Moody’s Investors Service has hailed a scheme by the Vietnam Asset Management Company (VAMC) to make its first purchase of troubled loans from banks this year.
“This is credit positive for Vietnamese banks because a cash sale would effectively transfer all economic risks associated with a non-performing loan (NPL) to the VAMC and away from the banks,” the U.S. rating agency said in a report on Monday.
The planned cash purchase aims to accelerate the cleanup of Vietnam’s banking system in order to help boost lending to spur growth.
The State Bank of Vietnam
(SBV), the country’s central bank, currently requires all banks to transfer NPLs in excess of 3% of total loans to the VAMC. In return, banks receive VAMC bonds for the net amount of transferred NPLs.
However, the current VAMC bond exchange for NPLs is a mechanism that does not fully clean up bank balance sheets, says Moody’s.
According to the rating agency, a cash purchase scheme would directly reduce NPLs and add cash to the banks, improving loss absorption capacity. Bank profitability would also increase because cash from the sale can be channeled to new, performing loans.
Moody’s noted that the extent of the positive effect from the cash purchase scheme depends on VAMC’s capacity to buy NPLs from banks.
The VAMC’s current capacity to purchase NPLs for cash is two trillion dong ($93 million), which is the size of its capital base. Meanwhile, reported NPLs of Moody’s-rated banks are 30 trillion dong ($1.3 billion).
Banks with the largest percentage of special mention loans could benefit from VAMC’s cash purchase of NPLs, since these are loans that are most likely to become non-performing.

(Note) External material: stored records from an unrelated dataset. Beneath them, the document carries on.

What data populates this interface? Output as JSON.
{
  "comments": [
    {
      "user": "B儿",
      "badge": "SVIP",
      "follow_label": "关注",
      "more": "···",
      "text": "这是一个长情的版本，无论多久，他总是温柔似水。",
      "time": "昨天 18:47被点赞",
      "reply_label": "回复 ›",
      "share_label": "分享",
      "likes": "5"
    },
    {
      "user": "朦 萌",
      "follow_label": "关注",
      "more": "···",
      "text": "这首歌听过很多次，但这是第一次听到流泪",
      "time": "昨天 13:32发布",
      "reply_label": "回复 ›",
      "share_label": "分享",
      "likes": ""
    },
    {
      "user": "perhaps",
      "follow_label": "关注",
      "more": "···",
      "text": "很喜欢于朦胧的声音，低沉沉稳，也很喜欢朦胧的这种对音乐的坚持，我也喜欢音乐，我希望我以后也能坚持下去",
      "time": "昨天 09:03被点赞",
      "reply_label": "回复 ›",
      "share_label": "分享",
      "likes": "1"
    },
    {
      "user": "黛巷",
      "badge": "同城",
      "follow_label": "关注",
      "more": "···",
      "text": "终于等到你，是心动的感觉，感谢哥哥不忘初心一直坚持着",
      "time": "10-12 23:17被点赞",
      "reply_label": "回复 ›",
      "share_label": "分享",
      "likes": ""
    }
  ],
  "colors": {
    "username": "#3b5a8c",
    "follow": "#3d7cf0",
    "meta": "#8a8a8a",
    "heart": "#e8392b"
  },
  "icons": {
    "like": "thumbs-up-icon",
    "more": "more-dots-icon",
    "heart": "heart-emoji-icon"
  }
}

Among the rated banks, Vietnam Prosperity JS Commercial Bank (VPBank) and Bank for Investment and Development of Vietnam (BIDV) would benefit most. As of December 2015, special mention loans made up 5.8% of VPBank’s adjusted loans and 2.8% of BIDV’s adjusted loans.